"Al Cohn & Joe Newman’s The Swingin’ Sessions 1954-55 is a four-CD set that reissues all of the music that was originally put out on six RCA Victor LPs. Two were originally released under Al Cohn’s name (Mr. Music and The Natural Seven), two were led by Newman (All I Wanna Do Is Swing and I’m Still Swinging), one was listed as being by The Jazz Workshop (Four Brass, One Tenor), and also included is rhythm guitarist Freddie Green’s Mr. Rhythm along with one additional bonus cut.
What these sessions have in common is that trumpeter Joe Newman and tenor saxophonist/arranger Al Cohn are on each album, and all of the music swings like a Count Basie date. The medium-size groups (which range from 7-11 pieces) also include such notables as altoist Gene Quill, trombonists Frank Rehak, Urbie Green and Henry Coker, and pianists Nat Pierce and Fred Katz. Cohn contributed the majority of the arrangements although there are also many by Manny Albam and Ernie Wilkins. Newman and Cohn are both heard in consistently inspired form, the arrangements and songs are uncomplicated and swinging, and the 65-year old music has dated very well. This is very easy music to enjoy and the packaging is quite attractive."

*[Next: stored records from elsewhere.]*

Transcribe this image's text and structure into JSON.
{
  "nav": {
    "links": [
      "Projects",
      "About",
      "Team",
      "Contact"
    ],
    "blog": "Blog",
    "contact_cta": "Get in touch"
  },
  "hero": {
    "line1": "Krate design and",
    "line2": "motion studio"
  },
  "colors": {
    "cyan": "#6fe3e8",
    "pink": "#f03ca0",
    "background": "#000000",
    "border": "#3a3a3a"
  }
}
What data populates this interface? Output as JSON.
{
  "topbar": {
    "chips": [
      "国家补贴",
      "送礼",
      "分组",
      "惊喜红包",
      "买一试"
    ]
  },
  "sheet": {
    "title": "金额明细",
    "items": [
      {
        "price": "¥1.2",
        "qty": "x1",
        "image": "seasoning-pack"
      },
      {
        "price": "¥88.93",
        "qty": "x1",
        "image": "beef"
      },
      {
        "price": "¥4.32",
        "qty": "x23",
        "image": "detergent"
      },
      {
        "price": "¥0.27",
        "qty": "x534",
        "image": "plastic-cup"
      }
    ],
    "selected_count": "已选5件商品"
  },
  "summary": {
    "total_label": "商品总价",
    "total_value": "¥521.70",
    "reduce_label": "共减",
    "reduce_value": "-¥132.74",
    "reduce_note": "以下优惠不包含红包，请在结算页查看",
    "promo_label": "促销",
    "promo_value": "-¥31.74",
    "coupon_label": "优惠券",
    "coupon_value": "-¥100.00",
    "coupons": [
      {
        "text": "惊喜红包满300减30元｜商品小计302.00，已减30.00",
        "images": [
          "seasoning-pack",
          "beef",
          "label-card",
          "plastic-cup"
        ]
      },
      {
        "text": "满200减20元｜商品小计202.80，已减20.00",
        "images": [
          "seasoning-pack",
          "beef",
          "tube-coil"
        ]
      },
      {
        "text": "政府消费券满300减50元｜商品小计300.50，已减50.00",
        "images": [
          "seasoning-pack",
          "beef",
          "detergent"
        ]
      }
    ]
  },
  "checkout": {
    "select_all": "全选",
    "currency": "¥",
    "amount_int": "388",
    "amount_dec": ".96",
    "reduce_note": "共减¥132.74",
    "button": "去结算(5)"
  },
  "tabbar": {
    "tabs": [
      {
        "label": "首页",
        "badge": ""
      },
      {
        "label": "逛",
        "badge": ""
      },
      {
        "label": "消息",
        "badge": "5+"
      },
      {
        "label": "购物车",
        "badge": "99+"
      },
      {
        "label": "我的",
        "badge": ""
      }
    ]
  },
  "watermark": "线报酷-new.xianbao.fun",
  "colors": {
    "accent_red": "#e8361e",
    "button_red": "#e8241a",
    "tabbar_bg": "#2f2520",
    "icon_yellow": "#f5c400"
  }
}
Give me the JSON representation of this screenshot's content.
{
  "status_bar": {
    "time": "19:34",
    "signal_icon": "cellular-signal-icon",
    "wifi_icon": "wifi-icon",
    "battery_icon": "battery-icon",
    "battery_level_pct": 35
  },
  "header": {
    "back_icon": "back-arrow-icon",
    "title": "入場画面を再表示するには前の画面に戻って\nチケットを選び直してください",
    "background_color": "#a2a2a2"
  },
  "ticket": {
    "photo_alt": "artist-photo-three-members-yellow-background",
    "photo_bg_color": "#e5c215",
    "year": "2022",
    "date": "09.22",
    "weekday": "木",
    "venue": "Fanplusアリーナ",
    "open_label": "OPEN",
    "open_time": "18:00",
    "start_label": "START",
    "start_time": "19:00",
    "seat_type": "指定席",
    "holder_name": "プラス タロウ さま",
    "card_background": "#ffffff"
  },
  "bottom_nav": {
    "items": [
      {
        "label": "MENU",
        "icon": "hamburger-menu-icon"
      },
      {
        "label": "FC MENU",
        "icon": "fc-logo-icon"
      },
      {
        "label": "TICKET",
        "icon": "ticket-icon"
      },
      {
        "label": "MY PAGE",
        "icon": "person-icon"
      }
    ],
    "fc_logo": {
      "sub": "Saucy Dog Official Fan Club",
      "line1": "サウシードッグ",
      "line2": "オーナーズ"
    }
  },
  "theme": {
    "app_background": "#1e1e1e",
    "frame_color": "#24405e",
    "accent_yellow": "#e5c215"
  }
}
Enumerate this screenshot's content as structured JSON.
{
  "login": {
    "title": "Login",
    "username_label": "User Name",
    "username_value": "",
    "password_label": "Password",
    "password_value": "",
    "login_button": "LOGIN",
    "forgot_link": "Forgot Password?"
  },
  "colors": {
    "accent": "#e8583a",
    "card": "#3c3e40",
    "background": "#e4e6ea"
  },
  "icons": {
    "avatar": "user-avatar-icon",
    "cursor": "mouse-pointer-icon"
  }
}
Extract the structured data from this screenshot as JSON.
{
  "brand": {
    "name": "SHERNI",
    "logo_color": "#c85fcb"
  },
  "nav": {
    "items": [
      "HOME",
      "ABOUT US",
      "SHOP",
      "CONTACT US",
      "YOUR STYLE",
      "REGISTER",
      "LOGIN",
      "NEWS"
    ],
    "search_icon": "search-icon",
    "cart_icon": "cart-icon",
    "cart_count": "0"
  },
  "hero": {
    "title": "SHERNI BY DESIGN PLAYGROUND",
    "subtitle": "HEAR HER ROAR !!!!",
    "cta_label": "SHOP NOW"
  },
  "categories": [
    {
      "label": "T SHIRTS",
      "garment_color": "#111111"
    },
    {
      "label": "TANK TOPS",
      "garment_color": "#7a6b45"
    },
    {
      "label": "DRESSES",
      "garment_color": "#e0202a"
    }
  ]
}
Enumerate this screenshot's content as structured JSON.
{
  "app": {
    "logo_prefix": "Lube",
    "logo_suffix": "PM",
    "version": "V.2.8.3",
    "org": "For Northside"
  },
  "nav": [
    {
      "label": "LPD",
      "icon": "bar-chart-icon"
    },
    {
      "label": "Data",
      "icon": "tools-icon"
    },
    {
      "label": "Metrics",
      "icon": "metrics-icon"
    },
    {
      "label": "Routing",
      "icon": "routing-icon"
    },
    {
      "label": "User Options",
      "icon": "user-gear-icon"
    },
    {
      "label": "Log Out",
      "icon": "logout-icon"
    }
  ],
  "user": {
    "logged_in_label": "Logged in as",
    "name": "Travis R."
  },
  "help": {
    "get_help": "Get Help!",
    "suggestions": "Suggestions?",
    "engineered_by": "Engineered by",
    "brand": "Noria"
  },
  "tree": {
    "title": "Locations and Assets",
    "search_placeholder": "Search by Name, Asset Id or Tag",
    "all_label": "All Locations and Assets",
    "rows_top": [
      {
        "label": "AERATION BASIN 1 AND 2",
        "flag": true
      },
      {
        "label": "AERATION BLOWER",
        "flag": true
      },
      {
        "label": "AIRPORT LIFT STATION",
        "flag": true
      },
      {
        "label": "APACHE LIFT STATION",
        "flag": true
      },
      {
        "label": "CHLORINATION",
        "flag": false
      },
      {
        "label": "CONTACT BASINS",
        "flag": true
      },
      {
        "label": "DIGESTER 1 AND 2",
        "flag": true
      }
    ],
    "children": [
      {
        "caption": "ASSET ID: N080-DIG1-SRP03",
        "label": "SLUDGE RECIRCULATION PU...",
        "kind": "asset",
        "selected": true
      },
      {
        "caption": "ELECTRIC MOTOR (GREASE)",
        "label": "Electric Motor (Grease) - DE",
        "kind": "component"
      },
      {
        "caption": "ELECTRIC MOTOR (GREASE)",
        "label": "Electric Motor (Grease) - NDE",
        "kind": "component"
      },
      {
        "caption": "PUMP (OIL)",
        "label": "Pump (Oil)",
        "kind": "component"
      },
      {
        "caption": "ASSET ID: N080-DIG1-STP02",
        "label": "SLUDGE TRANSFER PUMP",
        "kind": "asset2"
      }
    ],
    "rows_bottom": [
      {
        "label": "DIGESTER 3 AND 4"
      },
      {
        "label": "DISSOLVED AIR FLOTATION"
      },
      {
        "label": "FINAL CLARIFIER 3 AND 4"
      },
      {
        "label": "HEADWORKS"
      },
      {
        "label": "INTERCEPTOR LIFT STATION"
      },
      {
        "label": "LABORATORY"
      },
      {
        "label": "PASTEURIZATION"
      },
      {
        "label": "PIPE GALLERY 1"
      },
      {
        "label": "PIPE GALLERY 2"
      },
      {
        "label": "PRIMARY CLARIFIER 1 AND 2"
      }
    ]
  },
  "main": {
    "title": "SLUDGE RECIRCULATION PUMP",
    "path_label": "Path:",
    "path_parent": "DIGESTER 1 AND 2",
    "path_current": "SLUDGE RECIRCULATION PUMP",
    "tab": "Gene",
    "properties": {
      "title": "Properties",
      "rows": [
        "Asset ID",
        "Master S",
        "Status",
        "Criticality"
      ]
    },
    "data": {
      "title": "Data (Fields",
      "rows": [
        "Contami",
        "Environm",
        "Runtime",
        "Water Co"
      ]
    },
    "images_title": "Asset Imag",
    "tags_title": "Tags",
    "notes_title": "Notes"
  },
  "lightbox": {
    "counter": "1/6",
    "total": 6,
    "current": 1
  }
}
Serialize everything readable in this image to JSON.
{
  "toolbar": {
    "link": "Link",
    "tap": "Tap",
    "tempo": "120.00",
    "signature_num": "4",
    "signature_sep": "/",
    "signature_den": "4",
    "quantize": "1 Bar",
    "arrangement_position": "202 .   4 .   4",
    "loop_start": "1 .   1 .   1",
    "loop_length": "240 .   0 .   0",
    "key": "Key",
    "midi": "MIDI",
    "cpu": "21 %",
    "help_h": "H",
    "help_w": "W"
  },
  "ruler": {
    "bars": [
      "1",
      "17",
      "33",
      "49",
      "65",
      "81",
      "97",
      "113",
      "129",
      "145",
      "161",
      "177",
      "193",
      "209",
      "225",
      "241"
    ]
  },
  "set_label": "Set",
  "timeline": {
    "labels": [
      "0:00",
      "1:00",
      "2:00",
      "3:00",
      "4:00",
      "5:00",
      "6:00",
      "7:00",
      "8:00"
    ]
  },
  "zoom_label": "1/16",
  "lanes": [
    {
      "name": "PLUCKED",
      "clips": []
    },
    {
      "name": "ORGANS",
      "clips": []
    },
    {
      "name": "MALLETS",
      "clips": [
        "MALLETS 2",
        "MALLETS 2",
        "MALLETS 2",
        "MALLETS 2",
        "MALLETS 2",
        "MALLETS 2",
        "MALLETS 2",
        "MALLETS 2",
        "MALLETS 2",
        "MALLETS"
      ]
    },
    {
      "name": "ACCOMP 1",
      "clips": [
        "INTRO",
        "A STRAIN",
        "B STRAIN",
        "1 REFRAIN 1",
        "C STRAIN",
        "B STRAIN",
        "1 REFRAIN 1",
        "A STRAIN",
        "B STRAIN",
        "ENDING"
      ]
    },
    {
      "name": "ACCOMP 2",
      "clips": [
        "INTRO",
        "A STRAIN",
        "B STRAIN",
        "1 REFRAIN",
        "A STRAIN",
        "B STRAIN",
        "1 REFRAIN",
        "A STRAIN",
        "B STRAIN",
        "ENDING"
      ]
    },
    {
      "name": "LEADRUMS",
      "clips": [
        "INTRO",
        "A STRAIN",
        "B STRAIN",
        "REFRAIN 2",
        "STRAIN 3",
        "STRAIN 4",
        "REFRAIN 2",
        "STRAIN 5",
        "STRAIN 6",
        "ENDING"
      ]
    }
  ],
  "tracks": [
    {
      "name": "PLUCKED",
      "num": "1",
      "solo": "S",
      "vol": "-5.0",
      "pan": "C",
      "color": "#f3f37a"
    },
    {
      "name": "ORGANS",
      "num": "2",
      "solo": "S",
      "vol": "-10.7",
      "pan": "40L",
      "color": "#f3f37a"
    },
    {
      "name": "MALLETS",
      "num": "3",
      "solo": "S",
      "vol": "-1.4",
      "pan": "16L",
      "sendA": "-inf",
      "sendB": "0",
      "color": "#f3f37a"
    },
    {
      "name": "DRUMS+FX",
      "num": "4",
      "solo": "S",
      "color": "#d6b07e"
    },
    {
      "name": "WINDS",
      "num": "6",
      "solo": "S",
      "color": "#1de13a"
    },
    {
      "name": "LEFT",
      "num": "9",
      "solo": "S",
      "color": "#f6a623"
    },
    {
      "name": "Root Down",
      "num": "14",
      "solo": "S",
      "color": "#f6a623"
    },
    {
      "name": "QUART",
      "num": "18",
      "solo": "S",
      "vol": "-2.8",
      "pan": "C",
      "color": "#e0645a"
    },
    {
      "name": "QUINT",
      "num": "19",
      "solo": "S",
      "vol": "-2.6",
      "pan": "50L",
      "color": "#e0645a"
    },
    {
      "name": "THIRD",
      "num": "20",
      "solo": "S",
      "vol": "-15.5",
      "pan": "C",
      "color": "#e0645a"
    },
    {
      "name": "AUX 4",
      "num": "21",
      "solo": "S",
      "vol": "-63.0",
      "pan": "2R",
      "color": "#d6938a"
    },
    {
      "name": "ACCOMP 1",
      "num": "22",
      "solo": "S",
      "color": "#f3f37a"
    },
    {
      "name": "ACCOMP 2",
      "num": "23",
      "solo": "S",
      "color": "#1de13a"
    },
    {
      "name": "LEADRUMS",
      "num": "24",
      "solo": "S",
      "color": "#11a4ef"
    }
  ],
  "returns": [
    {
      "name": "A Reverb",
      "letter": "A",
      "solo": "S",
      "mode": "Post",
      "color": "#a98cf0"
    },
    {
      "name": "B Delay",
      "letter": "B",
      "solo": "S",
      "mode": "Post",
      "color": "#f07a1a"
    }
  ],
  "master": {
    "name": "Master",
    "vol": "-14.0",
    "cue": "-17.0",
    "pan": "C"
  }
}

—Scott Yanow (January, 2022)
Los Angeles Jazz Scene